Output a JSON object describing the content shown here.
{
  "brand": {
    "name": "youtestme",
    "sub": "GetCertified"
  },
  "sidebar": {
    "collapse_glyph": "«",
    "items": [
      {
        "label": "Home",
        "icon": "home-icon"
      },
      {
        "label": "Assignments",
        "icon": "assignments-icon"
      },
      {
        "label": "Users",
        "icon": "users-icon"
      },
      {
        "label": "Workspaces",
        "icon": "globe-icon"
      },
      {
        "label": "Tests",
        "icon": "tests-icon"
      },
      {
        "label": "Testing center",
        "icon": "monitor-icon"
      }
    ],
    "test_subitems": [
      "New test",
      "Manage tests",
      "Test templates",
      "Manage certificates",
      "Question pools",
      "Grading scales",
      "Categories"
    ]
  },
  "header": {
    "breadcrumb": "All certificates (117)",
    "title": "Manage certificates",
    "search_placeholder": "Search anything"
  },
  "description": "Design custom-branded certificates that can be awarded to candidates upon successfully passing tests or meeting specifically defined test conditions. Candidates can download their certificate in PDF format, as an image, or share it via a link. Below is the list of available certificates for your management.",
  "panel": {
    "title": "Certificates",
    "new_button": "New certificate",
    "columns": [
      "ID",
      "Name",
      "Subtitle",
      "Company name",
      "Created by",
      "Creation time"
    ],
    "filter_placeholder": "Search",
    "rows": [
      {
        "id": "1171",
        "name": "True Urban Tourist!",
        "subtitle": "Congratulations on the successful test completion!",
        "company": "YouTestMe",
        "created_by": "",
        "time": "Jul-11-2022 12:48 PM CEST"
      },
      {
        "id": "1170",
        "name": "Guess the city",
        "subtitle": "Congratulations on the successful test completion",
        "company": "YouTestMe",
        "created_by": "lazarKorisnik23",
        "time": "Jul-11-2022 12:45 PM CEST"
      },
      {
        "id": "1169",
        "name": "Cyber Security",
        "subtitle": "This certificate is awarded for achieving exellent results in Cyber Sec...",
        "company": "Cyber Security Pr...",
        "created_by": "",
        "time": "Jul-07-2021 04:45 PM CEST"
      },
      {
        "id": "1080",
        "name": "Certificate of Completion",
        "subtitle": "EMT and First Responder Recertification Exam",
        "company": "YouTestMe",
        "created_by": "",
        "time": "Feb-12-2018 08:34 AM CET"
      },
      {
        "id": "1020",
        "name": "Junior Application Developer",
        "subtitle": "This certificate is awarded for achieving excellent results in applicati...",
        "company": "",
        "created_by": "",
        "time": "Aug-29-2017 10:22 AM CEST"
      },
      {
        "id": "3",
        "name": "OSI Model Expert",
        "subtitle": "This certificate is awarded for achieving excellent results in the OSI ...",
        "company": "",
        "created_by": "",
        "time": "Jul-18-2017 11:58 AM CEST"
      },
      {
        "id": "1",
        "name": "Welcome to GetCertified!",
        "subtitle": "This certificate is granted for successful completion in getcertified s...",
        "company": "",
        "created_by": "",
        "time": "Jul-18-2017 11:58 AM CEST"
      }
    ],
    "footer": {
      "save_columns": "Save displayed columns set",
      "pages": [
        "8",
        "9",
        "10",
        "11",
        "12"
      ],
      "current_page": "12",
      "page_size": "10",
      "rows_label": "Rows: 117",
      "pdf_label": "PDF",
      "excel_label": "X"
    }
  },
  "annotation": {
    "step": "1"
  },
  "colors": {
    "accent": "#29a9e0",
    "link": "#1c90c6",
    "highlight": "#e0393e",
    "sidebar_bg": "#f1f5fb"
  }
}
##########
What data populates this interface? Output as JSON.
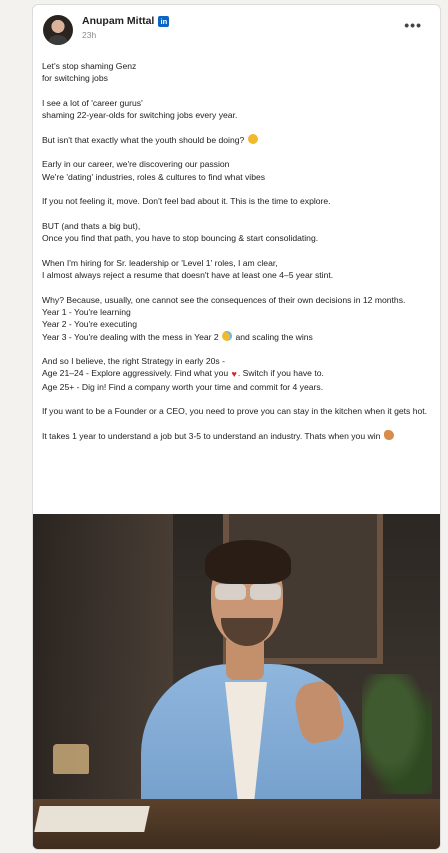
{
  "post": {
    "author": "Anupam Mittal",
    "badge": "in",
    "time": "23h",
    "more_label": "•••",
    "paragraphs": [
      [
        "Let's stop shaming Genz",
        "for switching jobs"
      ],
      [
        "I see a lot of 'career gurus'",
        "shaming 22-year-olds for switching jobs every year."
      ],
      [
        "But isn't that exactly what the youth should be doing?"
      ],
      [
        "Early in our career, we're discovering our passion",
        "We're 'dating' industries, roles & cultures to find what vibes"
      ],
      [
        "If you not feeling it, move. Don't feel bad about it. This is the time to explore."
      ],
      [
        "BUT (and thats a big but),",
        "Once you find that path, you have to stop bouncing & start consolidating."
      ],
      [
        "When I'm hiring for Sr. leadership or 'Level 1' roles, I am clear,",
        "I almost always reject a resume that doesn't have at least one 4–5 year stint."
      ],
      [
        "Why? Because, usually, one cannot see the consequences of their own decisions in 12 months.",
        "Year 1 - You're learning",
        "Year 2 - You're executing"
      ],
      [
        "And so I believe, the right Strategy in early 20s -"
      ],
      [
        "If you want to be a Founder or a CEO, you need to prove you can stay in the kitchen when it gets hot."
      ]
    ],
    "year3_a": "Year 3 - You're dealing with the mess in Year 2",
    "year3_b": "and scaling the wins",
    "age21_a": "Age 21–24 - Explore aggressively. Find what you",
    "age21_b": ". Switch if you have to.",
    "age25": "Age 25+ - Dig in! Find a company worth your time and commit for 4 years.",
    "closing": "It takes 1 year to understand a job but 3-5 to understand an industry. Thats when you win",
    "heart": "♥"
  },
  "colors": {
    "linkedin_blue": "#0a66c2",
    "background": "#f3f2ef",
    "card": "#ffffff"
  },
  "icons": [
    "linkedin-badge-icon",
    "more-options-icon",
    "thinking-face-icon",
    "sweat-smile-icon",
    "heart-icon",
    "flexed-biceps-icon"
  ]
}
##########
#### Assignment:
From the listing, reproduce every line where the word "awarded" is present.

#### Result:
  "description": "Design custom-branded certificates that can be awarded to candidates upon successfully passing tests or meeting specifically defined test conditions. Candidates can download their certificate in PDF format, as an image, or share it via a link. Below is the list of available certificates for your management.",
        "subtitle": "This certificate is awarded for achieving exellent results in Cyber Sec...",
        "subtitle": "This certificate is awarded for achieving excellent results in applicati...",
        "subtitle": "This certificate is awarded for achieving excellent results in the OSI ...",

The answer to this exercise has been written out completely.